True Crime Docuseries Review: Murder Among the Mormons

 Murder Among the Mormons is a three part true crime docuseries, released on Netflix in March of 2021.  It focuses on Mark Hoffman, a prodigy in the world of historical Mormon documents who turned to murder to hide his crimes of forgery.

I knew nothing of Hoffman, and did not know the importance of history and documents within the Mormon Church.  Not only was I learning about one of the most prolific forgers in history, but I was also discovering aspects about the Mormons that I had not been previously aware of.  Directors Jared Hess (yes, the Jared Hess behind Napoleon Dynamite) and Tyler Measom do very well to deliver the facts, the people, and the content in an informative and interesting way.

There are numerous interviews with people who were very close to the situation, and the insight that they were able to provide was key to the successes of this docuseries.  The flow of the narrative uses the interviews effectively to spin the tale in an effective fashion.  It is the story itself that is the most captivating element of Murder Among the Mormons, which may mean that people who know a lot about Hoffman may not find it as intriguing as myself.

While a lot here is quite good and well done, there are a few moments with reenactments that really feel out of place and tonally against what the series had set up.  The acting, the editing style, and the direction all battled against the established tone, making these few moments feel like the visual equivalent of fingernails running down a chalkboard.  For those who don't know, chalkboards are a relic from the past that old fuddy-duds like myself reference from time to time.

As much as I enjoyed the story, the talking heads, and the narrative, there was a massive issue that I had with the series as a whole.  Modern true crime docuseries generally follow a similar format.  They are usually three or four episodes, and the perpetrator of the crime is caught either at the end of the second to last episode, or the beginning of the final episode.

What happens in that last episode is documenting the capture, trial, and fallout from the activities of the criminal.  The big problem with Murder Among the Mormons is that there just wasn't enough material to properly fill that final episode.  The dedication to this format left me continually checking how much time was left in the third part because I was bored and wanted Hess and Measom to just get to the darned point.

Formats are fine when they work, but when your material doesn't suit them, the formulas should be abandoned.  I have a theory that with Joe Berlinger producing (a man who churns out such content, and almost always to a high level), this format may have been enforced because it's how Berlinger does it.  I could be very wrong, but the problem remains.  The third episode lacked the information packed nature of the first two, and sticking within this established format left the series ending much less spectacularly than it began.

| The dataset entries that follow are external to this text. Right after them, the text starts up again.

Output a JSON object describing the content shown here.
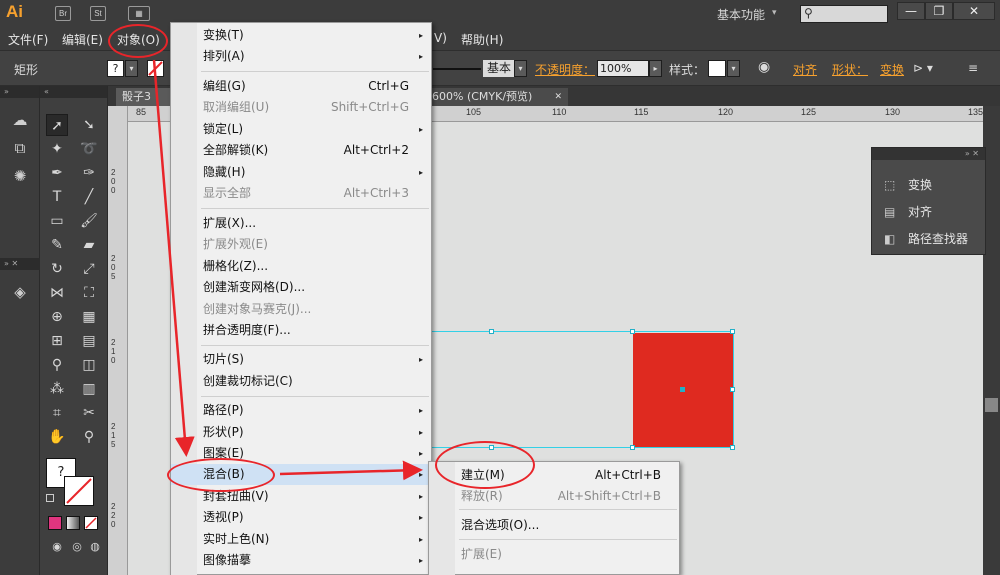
{
  "titlebar": {
    "app_logo": "Ai",
    "bridge_btn": "Br",
    "stock_btn": "St",
    "workspace": "基本功能",
    "workspace_arrow": "▾",
    "search_icon": "⚲",
    "minimize": "—",
    "restore": "❐",
    "close": "✕"
  },
  "menubar": {
    "items": [
      "文件(F)",
      "编辑(E)",
      "对象(O)",
      "V)",
      "帮助(H)"
    ]
  },
  "controlbar": {
    "tool_name": "矩形",
    "fill_question": "?",
    "stroke_style_label": "基本",
    "opacity_label": "不透明度：",
    "opacity_value": "100%",
    "style_label": "样式：",
    "align_label": "对齐",
    "shape_label": "形状：",
    "transform_label": "变换"
  },
  "tabs": {
    "doc1": "骰子3",
    "doc_active": "600% (CMYK/预览)",
    "close_glyph": "✕"
  },
  "ruler": {
    "top": [
      "85",
      "105",
      "110",
      "115",
      "120",
      "125",
      "130",
      "135"
    ],
    "left": [
      "2 0 0",
      "2 0 5",
      "2 1 0",
      "2 1 5",
      "2 2 0"
    ]
  },
  "tools": {
    "question_box": "?"
  },
  "float_panel": {
    "items": [
      {
        "icon": "transform-icon",
        "glyph": "⬚",
        "label": "变换"
      },
      {
        "icon": "align-icon",
        "glyph": "▤",
        "label": "对齐"
      },
      {
        "icon": "pathfinder-icon",
        "glyph": "◧",
        "label": "路径查找器"
      }
    ]
  },
  "object_menu": {
    "items": [
      {
        "label": "变换(T)",
        "shortcut": "",
        "arrow": "▸",
        "disabled": false
      },
      {
        "label": "排列(A)",
        "shortcut": "",
        "arrow": "▸",
        "disabled": false
      },
      {
        "label": "编组(G)",
        "shortcut": "Ctrl+G",
        "arrow": "",
        "disabled": false
      },
      {
        "label": "取消编组(U)",
        "shortcut": "Shift+Ctrl+G",
        "arrow": "",
        "disabled": true
      },
      {
        "label": "锁定(L)",
        "shortcut": "",
        "arrow": "▸",
        "disabled": false
      },
      {
        "label": "全部解锁(K)",
        "shortcut": "Alt+Ctrl+2",
        "arrow": "",
        "disabled": false
      },
      {
        "label": "隐藏(H)",
        "shortcut": "",
        "arrow": "▸",
        "disabled": false
      },
      {
        "label": "显示全部",
        "shortcut": "Alt+Ctrl+3",
        "arrow": "",
        "disabled": true
      },
      {
        "label": "扩展(X)...",
        "shortcut": "",
        "arrow": "",
        "disabled": false
      },
      {
        "label": "扩展外观(E)",
        "shortcut": "",
        "arrow": "",
        "disabled": true
      },
      {
        "label": "栅格化(Z)...",
        "shortcut": "",
        "arrow": "",
        "disabled": false
      },
      {
        "label": "创建渐变网格(D)...",
        "shortcut": "",
        "arrow": "",
        "disabled": false
      },
      {
        "label": "创建对象马赛克(J)...",
        "shortcut": "",
        "arrow": "",
        "disabled": true
      },
      {
        "label": "拼合透明度(F)...",
        "shortcut": "",
        "arrow": "",
        "disabled": false
      },
      {
        "label": "切片(S)",
        "shortcut": "",
        "arrow": "▸",
        "disabled": false
      },
      {
        "label": "创建裁切标记(C)",
        "shortcut": "",
        "arrow": "",
        "disabled": false
      },
      {
        "label": "路径(P)",
        "shortcut": "",
        "arrow": "▸",
        "disabled": false
      },
      {
        "label": "形状(P)",
        "shortcut": "",
        "arrow": "▸",
        "disabled": false
      },
      {
        "label": "图案(E)",
        "shortcut": "",
        "arrow": "▸",
        "disabled": false
      },
      {
        "label": "混合(B)",
        "shortcut": "",
        "arrow": "▸",
        "disabled": false
      },
      {
        "label": "封套扭曲(V)",
        "shortcut": "",
        "arrow": "▸",
        "disabled": false
      },
      {
        "label": "透视(P)",
        "shortcut": "",
        "arrow": "▸",
        "disabled": false
      },
      {
        "label": "实时上色(N)",
        "shortcut": "",
        "arrow": "▸",
        "disabled": false
      },
      {
        "label": "图像描摹",
        "shortcut": "",
        "arrow": "▸",
        "disabled": false
      }
    ]
  },
  "blend_submenu": {
    "items": [
      {
        "label": "建立(M)",
        "shortcut": "Alt+Ctrl+B",
        "disabled": false
      },
      {
        "label": "释放(R)",
        "shortcut": "Alt+Shift+Ctrl+B",
        "disabled": true
      },
      {
        "label": "混合选项(O)...",
        "shortcut": "",
        "disabled": false
      },
      {
        "label": "扩展(E)",
        "shortcut": "",
        "disabled": true
      }
    ]
  },
  "colors": {
    "accent_orange": "#f7a12e",
    "annotation_red": "#e8252a",
    "rect_fill": "#df2a20",
    "selection_cyan": "#33d0e6"
  }
}
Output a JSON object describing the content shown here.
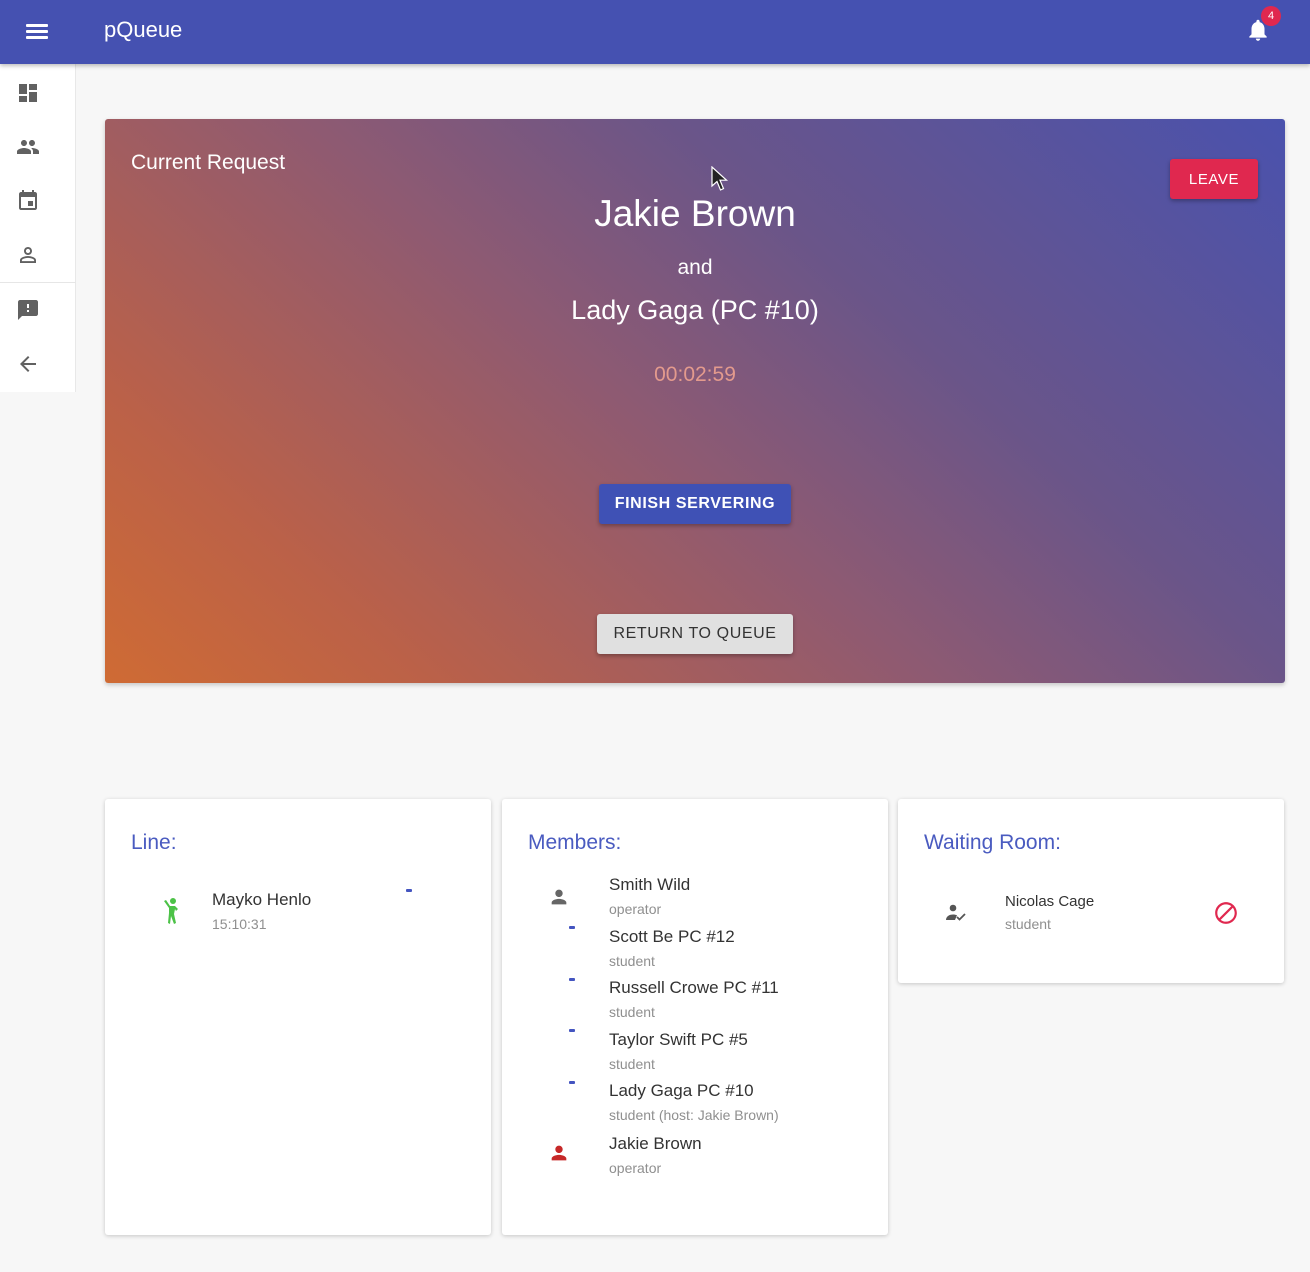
{
  "appbar": {
    "title": "pQueue",
    "notification_count": "4",
    "menu_icon": "menu-icon",
    "bell_icon": "bell-icon"
  },
  "sidebar": {
    "items": [
      {
        "icon": "dashboard-icon"
      },
      {
        "icon": "people-icon"
      },
      {
        "icon": "calendar-icon"
      },
      {
        "icon": "person-icon"
      },
      {
        "icon": "feedback-icon"
      },
      {
        "icon": "arrow-back-icon"
      }
    ]
  },
  "current_request": {
    "label": "Current Request",
    "host": "Jakie Brown",
    "connector": "and",
    "guest": "Lady Gaga (PC #10)",
    "timer": "00:02:59",
    "leave_label": "LEAVE",
    "finish_label": "FINISH SERVERING",
    "return_label": "RETURN TO QUEUE"
  },
  "line": {
    "title": "Line:",
    "items": [
      {
        "name": "Mayko Henlo",
        "time": "15:10:31",
        "icon": "person-waving-icon"
      }
    ]
  },
  "members": {
    "title": "Members:",
    "items": [
      {
        "name": "Smith Wild",
        "role": "operator",
        "icon": "person-icon"
      },
      {
        "name": "Scott Be PC #12",
        "role": "student"
      },
      {
        "name": "Russell Crowe PC #11",
        "role": "student"
      },
      {
        "name": "Taylor Swift PC #5",
        "role": "student"
      },
      {
        "name": "Lady Gaga PC #10",
        "role": "student (host: Jakie Brown)"
      },
      {
        "name": "Jakie Brown",
        "role": "operator",
        "icon": "person-icon"
      }
    ]
  },
  "waiting_room": {
    "title": "Waiting Room:",
    "items": [
      {
        "name": "Nicolas Cage",
        "role": "student",
        "icon": "person-check-icon",
        "action_icon": "block-icon"
      }
    ]
  },
  "colors": {
    "appbar": "#4551b1",
    "accent": "#e0284f",
    "primary": "#3f51b5",
    "title_blue": "#4a5bc0",
    "gradient_start": "#cf6b34",
    "gradient_end": "#4a52ad"
  }
}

There was a lot of solid insight in that final episode, such as seeing just how heartless and self focused Hoffman is, and how after being convicted he tried to get people to murder the members of the parole board.  We also learn how he was able to forge the documents in a way that fooled experts.  All very interesting material, but spread so thin over fifty eight minute run time that any great effect is lost.  This is a case where one size doesn't fit all, and alterations from the norm were needed to properly tell this story.

Rating - 2.5 out of 4 stars